BEGIN Given data

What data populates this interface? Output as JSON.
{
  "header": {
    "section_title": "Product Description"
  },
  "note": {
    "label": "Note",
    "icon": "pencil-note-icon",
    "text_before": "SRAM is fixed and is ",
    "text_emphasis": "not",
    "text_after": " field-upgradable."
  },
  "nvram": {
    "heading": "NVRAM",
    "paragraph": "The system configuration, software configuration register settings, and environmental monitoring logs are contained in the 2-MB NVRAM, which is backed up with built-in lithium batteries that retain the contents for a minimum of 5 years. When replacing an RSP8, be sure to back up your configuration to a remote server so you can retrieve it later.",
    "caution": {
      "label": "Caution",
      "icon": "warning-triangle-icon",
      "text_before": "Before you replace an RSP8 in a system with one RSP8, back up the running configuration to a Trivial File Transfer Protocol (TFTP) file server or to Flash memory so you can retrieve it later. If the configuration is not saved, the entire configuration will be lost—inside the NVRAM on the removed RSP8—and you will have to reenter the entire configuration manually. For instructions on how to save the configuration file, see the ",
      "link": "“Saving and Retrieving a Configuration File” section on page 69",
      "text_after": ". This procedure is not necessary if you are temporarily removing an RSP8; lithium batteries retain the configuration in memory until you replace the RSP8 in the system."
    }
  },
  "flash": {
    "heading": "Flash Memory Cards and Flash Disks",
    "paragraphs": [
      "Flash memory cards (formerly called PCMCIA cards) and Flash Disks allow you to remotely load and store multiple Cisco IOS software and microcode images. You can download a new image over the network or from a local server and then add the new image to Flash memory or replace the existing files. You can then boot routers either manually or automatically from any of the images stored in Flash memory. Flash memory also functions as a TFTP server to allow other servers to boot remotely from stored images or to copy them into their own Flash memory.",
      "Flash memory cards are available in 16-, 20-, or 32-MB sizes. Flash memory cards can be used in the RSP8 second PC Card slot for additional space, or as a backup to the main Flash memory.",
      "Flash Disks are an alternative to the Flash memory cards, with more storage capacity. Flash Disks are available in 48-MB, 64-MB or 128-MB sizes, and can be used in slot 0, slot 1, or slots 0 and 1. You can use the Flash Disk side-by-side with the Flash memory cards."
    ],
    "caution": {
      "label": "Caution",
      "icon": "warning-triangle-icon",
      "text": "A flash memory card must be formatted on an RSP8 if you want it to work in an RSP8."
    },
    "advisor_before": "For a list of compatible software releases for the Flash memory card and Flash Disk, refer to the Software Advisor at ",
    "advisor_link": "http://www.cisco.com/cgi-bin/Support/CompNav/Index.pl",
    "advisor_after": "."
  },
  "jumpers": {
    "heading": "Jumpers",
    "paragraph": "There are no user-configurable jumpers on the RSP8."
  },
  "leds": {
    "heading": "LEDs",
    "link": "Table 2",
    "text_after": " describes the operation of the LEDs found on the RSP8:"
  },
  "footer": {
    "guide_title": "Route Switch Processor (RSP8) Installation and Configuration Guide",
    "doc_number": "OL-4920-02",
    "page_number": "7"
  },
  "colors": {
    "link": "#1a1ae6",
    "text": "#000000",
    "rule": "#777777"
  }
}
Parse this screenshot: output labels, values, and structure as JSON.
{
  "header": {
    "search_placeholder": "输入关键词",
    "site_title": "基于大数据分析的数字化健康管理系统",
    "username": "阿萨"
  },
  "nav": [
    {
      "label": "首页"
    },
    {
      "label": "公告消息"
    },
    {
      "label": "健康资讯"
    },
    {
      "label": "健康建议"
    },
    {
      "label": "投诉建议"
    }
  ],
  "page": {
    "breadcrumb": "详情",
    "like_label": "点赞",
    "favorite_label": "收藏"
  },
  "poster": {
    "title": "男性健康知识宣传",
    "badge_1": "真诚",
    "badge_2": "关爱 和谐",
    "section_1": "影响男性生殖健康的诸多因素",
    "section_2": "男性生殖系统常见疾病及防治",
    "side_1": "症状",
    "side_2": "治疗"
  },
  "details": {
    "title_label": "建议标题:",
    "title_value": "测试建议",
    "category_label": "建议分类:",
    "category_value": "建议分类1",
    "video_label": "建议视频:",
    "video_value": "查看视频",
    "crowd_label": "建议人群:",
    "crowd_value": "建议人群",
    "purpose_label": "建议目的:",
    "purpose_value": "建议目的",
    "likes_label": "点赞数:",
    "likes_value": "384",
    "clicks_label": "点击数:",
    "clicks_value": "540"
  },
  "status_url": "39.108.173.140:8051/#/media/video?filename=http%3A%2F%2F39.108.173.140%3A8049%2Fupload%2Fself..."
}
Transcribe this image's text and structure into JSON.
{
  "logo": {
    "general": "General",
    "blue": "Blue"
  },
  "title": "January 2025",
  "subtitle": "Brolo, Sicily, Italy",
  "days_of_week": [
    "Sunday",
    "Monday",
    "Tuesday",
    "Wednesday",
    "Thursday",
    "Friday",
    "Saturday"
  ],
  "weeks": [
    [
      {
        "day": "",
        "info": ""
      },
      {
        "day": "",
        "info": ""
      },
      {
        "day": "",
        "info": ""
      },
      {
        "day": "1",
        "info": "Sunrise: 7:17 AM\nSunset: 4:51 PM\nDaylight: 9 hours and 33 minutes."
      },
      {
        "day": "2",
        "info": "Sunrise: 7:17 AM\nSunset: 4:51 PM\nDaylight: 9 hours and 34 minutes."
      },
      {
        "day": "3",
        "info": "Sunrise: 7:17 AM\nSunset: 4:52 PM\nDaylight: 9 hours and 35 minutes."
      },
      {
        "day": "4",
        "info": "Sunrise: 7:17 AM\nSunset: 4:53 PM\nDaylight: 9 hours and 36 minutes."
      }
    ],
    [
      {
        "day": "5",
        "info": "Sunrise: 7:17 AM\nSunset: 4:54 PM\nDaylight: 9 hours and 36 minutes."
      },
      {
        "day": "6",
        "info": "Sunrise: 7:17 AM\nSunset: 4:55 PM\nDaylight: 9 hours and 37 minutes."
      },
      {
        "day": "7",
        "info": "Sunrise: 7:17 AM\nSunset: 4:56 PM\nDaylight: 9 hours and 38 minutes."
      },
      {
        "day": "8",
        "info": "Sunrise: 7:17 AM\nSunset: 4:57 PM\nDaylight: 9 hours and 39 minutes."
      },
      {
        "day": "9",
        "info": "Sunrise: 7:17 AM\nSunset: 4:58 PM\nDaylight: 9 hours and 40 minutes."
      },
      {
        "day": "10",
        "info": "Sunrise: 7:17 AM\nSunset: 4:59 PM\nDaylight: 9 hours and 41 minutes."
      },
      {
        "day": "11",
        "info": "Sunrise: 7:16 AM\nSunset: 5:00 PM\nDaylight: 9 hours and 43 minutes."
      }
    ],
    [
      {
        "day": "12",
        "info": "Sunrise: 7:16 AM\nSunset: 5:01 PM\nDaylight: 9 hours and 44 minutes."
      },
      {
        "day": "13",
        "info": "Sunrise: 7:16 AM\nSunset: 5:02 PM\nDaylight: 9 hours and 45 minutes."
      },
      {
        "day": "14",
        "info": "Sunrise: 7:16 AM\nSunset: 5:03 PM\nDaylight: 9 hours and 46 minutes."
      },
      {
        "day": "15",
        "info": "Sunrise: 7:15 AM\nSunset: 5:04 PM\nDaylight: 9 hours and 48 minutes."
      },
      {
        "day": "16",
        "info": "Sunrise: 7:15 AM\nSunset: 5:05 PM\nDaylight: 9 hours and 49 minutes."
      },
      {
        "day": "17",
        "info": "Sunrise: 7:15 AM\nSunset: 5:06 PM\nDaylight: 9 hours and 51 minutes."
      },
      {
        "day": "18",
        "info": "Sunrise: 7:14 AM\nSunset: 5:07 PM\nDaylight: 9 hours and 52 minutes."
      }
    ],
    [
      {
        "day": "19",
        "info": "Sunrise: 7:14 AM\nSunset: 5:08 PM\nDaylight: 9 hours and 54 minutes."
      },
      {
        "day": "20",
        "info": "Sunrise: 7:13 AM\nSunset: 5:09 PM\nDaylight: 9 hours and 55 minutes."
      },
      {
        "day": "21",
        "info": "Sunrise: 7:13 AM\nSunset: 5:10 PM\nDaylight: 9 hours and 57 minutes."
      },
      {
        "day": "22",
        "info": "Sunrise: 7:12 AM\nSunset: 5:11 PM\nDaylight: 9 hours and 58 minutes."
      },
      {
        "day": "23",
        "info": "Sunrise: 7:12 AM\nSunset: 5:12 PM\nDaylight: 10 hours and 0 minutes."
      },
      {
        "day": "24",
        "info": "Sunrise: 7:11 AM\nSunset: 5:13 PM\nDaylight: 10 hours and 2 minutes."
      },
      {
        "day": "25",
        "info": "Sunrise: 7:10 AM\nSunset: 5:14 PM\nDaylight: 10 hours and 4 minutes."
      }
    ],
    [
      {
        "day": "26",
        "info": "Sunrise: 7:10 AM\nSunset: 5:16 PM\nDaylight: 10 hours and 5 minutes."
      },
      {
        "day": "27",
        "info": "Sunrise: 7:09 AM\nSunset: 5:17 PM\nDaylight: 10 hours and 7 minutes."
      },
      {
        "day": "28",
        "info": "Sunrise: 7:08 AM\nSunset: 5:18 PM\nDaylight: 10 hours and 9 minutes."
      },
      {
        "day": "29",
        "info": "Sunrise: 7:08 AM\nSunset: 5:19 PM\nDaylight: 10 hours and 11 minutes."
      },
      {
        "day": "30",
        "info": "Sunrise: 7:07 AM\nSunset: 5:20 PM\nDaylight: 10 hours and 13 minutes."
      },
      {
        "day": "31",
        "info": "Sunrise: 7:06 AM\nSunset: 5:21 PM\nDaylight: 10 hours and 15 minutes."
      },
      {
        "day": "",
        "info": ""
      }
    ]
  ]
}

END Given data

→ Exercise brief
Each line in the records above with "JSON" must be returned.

→ Output for this exercise
What data populates this interface? Output as JSON.
Parse this screenshot: output labels, values, and structure as JSON.
Transcribe this image's text and structure into JSON.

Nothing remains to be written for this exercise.